Meeting in Adelaide at the 3rd Rural and Remote Health Scientific Symposium, many of Australia’s leading rural and remote health researchers broke new ground in their collaboration with communities, policy makers and service providers to build excellence in research.
Importantly the work at the Symposium will contribute to a clear national rural research strategy aimed at improving health care for people in rural and remote communities across Australia, and a drive to attract increased funding from governments and the private sector to support the strategy.
The 3rd biennial Symposium focused on three growing challenges to the health of rural and remote communities and the research needed to meet them. The topics were demographic change; weather-related adversity and mental health; and the impact of culture on rural health and health services.
Rural and remote health researchers are known for their collaboration with local health service providers and communities, and the Symposium’s purpose was to further strengthen such relationships.
People unable to be in Adelaide for the event can still hear the research ideas discussed and follow or contribute to their further development.
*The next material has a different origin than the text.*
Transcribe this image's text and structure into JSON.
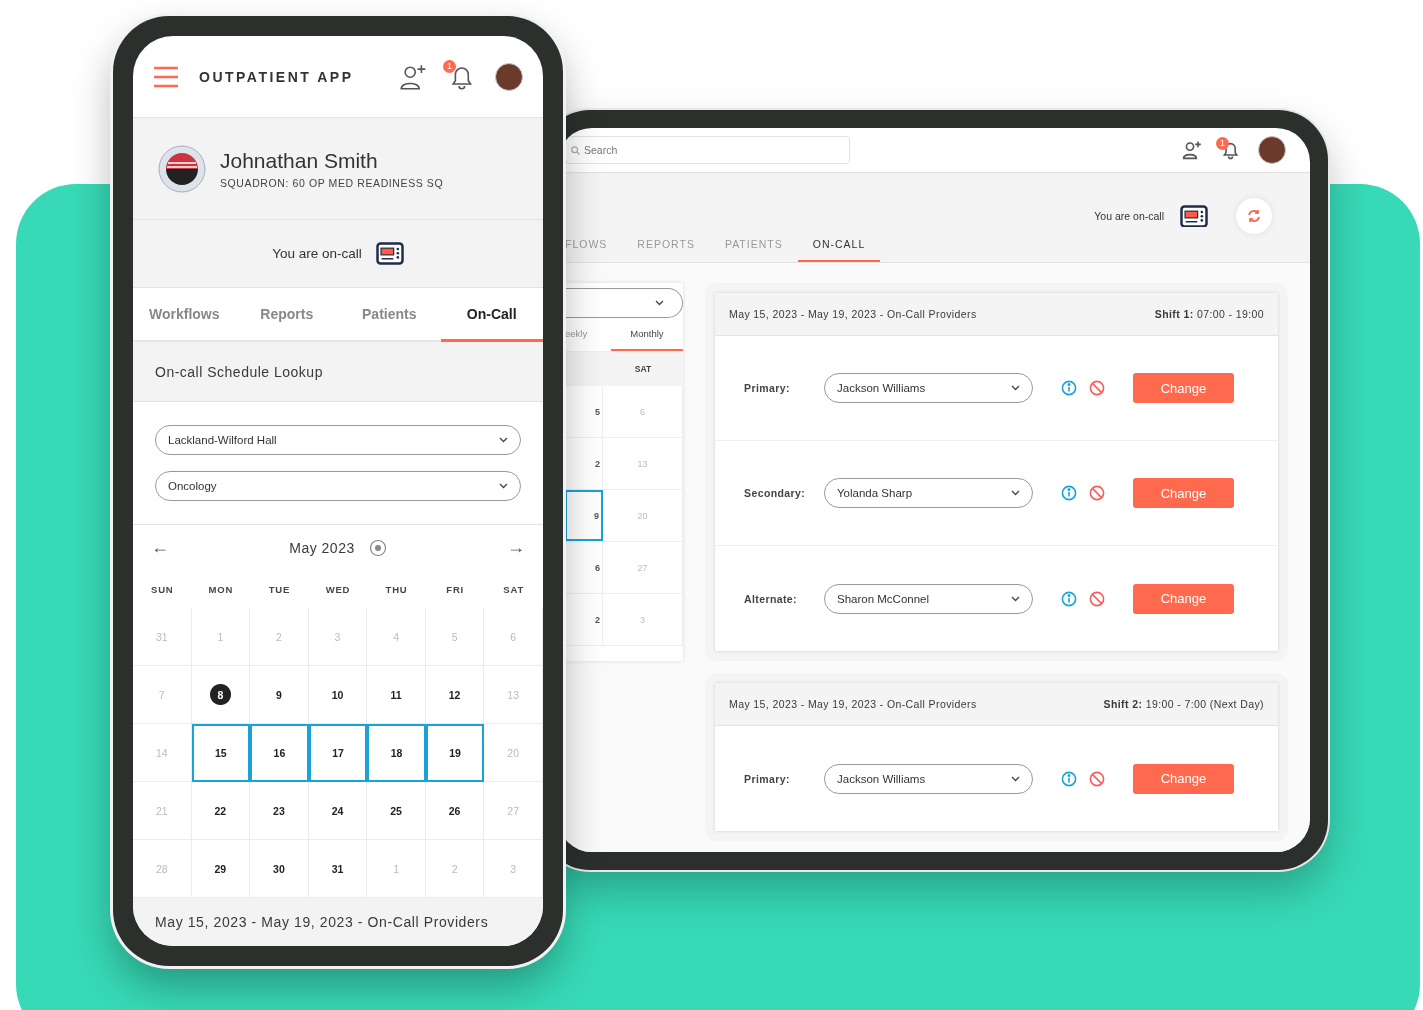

The keynote addresses were streamed online and can still be viewed at http://nrha.org.au/3rrhss/. Follow-up work is being undertaken to refine some of the specific research proposals from the Symposium, and people and organisations everywhere will be encouraged to help with this and take forward the ideas. And, finally, a 30-minute television program on the Symposium is being produced for broadcast soon on the new Rural Health Channel.
One of the premises for the Symposium was the belief that, given a fair and reasonable level of support from funding bodies, rural and remote health research has the capacity to make a major contribution to improved health for the people of rural and remote areas. It is frequently the case that rural researchers have the advantage of being embedded in the system on which their research is focused. Given the relatively scarce research resources, they are aware of the need for their work to be relevant to immediate health needs, to be of high quality, and for it to be translatable into action for improved health and health service outcomes.
With the right agencies and interests at the table from the very beginning of any rural health research project, there is no ‘knowledge translation gap’. The service providers and community members that will benefit from the research are part of the project from the beginning to ensure that the design and implementation works for them.
The Symposium was sponsored by the Department of Health and Ageing (DoHA) the Department of Families, Housing, Community Services and Indigenous Affairs (FaHCSIA), the Australian Primary Health Care Research Institute (APHCRI) at the ANU, the Primary Health Care Research and Information Service (PHCRIS) at Flinders, the Australian Rural Health Education Network (AHREN) and the National Rural Health Alliance (NRHA).
David Perkins, Symposium Convenor: 0412 461 716
Gordon Gregory, Executive Director, NRHA: 02 6285 4660